While only one side of the printed circuit board or other substrate is illustrated in FIG. 8, it should be understood that it is preferred that system buses 801-804 be duplicated on the opposing side of the substrate and interconnected to buses 801-804 using well known “vias” or other surface-to-surface interconnecting devices. On the reverse side of the substrate, additional chip carriers can be attached to the duplicates of buses 801-804. For example, in a preferred embodiment, 12 processors are attached to the reverse side of the substrate; four directly underneath memory controllers MC-1 through MC-4; four directly underneath cluster controllers CC-1 through CC-4; and four directly underneath processors P-1 through P-4. With 12 additional processors attached to the reverse side of the substrate, a clustered system results that has four processors per system bus 801-804, and four system buses “clustered” together via cluster bus 805. Note that cluster bus 805 does not have to be duplicated on the reverse side of the substrate.
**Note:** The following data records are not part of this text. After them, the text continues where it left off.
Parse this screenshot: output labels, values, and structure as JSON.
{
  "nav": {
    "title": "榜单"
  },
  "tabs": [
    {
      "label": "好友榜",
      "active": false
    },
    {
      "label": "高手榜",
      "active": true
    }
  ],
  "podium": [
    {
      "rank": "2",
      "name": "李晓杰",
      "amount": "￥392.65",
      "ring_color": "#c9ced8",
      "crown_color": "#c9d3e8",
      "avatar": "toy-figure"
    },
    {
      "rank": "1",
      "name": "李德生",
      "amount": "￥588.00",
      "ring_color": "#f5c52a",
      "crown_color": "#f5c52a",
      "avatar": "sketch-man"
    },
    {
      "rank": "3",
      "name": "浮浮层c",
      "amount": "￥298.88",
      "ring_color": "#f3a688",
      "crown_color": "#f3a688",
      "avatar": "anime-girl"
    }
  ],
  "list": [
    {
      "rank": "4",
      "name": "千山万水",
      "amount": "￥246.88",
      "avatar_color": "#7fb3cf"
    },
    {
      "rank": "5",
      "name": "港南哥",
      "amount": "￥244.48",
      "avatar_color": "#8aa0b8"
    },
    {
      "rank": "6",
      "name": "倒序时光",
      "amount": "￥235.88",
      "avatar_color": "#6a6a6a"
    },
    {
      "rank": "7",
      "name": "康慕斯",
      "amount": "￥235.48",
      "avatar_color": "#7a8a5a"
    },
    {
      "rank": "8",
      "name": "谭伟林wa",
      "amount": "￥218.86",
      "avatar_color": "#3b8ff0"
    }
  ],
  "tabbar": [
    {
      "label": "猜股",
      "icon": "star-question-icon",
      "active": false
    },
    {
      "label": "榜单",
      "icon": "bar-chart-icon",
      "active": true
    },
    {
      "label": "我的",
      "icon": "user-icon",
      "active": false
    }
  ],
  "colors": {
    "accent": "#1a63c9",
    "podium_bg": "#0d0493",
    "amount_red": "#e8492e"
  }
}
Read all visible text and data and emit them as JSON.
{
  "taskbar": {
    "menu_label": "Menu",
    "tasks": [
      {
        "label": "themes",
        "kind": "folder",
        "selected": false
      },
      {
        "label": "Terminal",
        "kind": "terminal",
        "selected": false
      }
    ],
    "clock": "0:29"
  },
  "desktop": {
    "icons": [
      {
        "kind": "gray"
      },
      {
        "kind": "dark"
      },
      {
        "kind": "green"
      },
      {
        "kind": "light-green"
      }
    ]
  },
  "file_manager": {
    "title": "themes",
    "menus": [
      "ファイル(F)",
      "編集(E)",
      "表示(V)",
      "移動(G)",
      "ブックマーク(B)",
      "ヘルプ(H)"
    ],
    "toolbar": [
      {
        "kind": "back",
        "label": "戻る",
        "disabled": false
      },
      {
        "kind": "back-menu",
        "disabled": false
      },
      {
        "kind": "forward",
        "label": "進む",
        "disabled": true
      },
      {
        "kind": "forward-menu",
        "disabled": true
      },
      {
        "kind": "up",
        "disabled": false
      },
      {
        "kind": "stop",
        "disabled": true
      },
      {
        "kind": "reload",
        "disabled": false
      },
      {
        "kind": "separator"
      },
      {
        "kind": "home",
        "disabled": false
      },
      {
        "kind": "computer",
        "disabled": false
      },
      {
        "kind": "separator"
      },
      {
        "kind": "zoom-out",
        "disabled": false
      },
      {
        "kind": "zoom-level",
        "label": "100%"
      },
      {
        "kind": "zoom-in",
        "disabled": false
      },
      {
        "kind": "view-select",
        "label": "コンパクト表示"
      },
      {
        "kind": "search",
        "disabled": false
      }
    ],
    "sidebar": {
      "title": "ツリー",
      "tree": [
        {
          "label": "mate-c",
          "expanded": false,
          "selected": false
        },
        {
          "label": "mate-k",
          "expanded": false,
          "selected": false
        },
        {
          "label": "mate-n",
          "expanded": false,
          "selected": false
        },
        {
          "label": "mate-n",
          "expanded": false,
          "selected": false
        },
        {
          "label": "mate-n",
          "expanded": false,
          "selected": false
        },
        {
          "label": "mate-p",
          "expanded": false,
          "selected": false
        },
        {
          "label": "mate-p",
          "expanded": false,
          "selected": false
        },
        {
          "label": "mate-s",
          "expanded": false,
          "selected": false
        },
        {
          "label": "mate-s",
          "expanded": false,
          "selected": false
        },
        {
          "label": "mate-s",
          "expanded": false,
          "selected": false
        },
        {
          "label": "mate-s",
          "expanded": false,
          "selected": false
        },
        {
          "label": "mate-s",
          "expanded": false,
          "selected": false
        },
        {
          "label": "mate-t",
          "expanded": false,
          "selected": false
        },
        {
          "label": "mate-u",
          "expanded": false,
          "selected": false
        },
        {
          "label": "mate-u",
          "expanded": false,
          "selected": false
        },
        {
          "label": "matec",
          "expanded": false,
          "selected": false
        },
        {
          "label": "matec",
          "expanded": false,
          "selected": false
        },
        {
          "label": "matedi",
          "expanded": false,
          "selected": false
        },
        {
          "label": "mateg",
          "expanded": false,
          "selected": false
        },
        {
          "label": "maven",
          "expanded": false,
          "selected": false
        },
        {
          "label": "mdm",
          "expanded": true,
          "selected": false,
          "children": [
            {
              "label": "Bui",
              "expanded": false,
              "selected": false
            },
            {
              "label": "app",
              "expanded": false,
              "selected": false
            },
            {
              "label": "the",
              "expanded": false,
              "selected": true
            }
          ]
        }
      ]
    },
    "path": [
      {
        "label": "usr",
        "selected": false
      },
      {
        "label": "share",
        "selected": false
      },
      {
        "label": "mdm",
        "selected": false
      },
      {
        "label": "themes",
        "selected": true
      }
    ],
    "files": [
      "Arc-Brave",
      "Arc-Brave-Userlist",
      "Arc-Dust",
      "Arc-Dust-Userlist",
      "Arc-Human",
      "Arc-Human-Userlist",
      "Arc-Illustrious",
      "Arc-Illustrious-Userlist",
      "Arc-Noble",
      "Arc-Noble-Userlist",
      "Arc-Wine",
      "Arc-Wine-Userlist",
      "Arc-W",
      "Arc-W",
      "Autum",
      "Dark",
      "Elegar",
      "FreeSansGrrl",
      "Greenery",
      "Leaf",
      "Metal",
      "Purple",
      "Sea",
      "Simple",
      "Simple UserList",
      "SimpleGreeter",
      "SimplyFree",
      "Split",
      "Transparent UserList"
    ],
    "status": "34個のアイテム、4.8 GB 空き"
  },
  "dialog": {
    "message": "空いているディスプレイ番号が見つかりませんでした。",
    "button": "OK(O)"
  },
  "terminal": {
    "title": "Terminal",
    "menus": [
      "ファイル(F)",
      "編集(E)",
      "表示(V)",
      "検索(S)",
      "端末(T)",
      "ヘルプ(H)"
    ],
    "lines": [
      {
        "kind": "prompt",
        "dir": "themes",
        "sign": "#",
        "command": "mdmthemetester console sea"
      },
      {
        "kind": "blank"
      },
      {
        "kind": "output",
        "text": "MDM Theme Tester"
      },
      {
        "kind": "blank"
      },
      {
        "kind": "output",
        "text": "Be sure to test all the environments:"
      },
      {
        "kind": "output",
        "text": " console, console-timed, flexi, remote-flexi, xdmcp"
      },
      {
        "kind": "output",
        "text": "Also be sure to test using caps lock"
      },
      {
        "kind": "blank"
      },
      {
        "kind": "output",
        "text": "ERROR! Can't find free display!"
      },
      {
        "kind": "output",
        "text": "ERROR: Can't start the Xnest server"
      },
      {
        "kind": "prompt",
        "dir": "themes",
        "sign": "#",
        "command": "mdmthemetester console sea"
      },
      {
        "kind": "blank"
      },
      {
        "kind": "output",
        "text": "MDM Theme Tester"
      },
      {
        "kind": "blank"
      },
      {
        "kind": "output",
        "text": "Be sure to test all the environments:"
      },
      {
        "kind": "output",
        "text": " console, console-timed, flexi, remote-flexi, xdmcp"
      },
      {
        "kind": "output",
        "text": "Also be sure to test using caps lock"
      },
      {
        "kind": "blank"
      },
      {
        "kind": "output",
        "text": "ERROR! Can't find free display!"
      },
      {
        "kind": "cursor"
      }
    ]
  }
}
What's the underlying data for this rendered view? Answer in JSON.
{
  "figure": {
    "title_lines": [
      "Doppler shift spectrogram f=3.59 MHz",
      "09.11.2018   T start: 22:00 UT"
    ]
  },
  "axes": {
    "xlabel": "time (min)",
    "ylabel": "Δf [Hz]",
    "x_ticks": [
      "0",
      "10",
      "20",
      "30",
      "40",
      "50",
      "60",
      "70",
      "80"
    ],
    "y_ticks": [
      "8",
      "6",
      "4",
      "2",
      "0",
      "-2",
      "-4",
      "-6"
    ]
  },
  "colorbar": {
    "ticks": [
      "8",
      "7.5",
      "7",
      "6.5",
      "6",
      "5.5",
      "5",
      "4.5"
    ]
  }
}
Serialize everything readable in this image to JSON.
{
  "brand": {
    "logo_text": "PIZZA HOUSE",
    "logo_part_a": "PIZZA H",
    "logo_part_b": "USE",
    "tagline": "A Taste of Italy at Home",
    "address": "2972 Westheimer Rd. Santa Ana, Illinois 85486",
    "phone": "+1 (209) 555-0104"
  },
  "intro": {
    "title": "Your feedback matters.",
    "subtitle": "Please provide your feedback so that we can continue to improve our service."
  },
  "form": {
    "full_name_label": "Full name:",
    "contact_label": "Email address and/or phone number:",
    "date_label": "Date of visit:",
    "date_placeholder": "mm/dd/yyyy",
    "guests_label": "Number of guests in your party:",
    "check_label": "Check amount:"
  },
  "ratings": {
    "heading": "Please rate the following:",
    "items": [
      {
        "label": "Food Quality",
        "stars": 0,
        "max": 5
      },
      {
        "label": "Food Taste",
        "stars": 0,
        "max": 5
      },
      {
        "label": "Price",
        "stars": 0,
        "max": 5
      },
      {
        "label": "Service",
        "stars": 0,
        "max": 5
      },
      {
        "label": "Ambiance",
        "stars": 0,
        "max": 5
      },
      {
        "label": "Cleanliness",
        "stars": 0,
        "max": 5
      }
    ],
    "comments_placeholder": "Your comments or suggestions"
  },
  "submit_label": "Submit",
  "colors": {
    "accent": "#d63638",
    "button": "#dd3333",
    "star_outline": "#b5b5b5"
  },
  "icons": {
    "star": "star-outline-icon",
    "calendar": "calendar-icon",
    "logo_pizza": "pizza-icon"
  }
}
In this example, the array is a 3×4×2 array having 3 rows, 4 columns (4 system buses) and 2 sides. In this arrangement and in any arrangement wherein the same type of chip, such as the processor chip in the example above, is placed on both side of the substrate, it is preferred that the chip carriers (excluding the cluster controller chip carriers, which are of the virtual mirror crossover design) be of the virtual mirror design so that the same part can be mounted on either side of the substrate. While a 3×4×2 exemplary embodiment of the invention has been described, it should be understood that the invention may be practiced in other array sizes, from as small as 2×2×1 and 2×2×2, up to any larger array sizes.

Patent Citations
Cited PatentFiling datePublication dateApplicantTitle
US3611317 *Feb 2, 1970Oct 5, 1971Bell Telephone Labor IncNested chip arrangement for integrated circuit memories
US4604678 *Jul 18, 1983Aug 5, 1986Frederick ParkerCircuit board with high density electrical tracers
US5953216 *Aug 20, 1997Sep 14, 1999Micron TechnologyMethod of repairing an electrical assembly
US6075711 *Oct 14, 1997Jun 13, 2000Alpine Microsystems, Inc.System and method for routing connections of integrated circuits
Classifications
U.S. Classification710/100, 361/777, 361/779, 257/E25.012
International ClassificationH05K3/22, H01L25/065
Cooperative ClassificationH01L2924/19041, H01L2224/4943, H05K3/222, H01L2924/01039, H01L25/0655, H01L2224/48137, H01L2924/01004, H01L2924/14
European ClassificationH01L25/065N, H05K3/22A
Legal Events
DateCodeEventDescription
Aug 31, 2010FPExpired due to failure to pay maintenance fee
Effective date: 20100709
Jul 9, 2010LAPSLapse for failure to pay maintenance fees
Feb 15, 2010REMIMaintenance fee reminder mailed
Nov 18, 2005FPAYFee payment
Year of fee payment: 4
Mar 26, 1999ASAssignment
Owner name: INTERNATIONAL BUSINESS MACHINES CORP., NEW YORK
Free format text: ASSIGNMENT OF ASSIGNORS INTEREST;ASSIGNOR:FOSTER, JIMMY GRANT SR.;REEL/FRAME:009859/0565
Effective date: 19990325